What do the acronyms of listing species statuses (E, T, C, etc...) stand for?
|E||Endangered||A species "in danger of extinction throughout all or a significant portion of its range."|
|T||Threatened||A species "likely to become endangered within the foreseeable future throughout all or a significant portion of its range."|
|EmE||Emergency Listing, Endangered||A temporary (240 days) listing for emergency purposes when species is at significant, immediate risk|
|EmT||Emergency Listing, Threatened||Not defined|
|EXPE||Experimental Population, Essential||A species listed as experimental and essential|
|EXPN||Experimental Population, Non-Essential||A species listed as experimental and non-essential. Experimental, nonessential populations of endangered species (e.g., red wolf) are treated as threatened species on public land, for consultation purposes, and as species proposed for listing on private land.|
|SAE||Similarity of Appearance (Endangered)||A species that is endangered due to similarity of appearance with another listed species and is listed for its protection. Species listed as E(S/A) are not biologically endangered or threatened and are not subject to Section 7 consultation.|
|SAT||Similarity of Appearance (Threatened)||A species that is threatened due to similarity of appearance with another listed species and is listed for its protection. Species listed as T(S/A) are not biologically endangered or threatened and are not subject to Section 7 consultation.|
|PE||Proposed Endangered||Species proposed for official listing as endangered.|
|PT||Proposed Threatened||Species proposed for official listing as threatened.|
|PEXPE||Proposed Experimental Population, Essential||Species proposed for official listing as experimental and essential.|
|PEXPN||Proposed Experimental Population, Non-Essential||proposed experimental population, non-essential. Species proposed for official listing as experimental and non-essential.|
|PSAE||Proposed Similarity of Appearance (Endangered)||proposed endangered, due to similarity of appearance. Species proposed for official listing as endangered due to similarity of appearance with another listed species.|
|PSAT||Proposed Similarity of Appearance (Threatened)||proposed threatened, due to similarity of appearance. Species proposed for official listing as threatened due to similarity of appearance with another listed species.|

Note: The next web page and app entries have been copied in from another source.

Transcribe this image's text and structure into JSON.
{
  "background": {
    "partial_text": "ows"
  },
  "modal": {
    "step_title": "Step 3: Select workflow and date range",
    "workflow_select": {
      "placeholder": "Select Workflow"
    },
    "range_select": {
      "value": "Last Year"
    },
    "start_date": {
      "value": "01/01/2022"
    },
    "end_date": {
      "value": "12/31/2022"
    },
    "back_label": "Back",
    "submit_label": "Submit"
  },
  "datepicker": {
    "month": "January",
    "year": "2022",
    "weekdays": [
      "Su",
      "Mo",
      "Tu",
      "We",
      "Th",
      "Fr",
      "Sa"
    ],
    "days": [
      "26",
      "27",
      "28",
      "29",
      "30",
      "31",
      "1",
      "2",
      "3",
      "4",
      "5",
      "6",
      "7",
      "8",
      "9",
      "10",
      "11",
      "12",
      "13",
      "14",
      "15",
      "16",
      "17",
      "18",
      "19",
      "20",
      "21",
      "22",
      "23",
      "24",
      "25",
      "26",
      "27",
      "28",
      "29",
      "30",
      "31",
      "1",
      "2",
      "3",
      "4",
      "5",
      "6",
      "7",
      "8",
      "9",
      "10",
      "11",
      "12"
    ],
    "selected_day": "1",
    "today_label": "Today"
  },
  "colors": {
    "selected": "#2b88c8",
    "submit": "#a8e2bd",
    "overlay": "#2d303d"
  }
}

|C||Candidate||A species under consideration for official listing for which there is sufficient information to support listing.|
What do I do if the Continue button in the Initial Project Scoping section on the "Define your project location" page is not activated so I cannot select it, even though I've defined my project location?This is a known problem that sometimes occurs when IPaC is being viewed through the Firefox internet browser. If this happens, you have two alternatives: 1) close all the Firefox browsers open under your desktop and restart the browser, or 2) use Internet Explorer instead of Firefox.
Last updated: May 24, 2013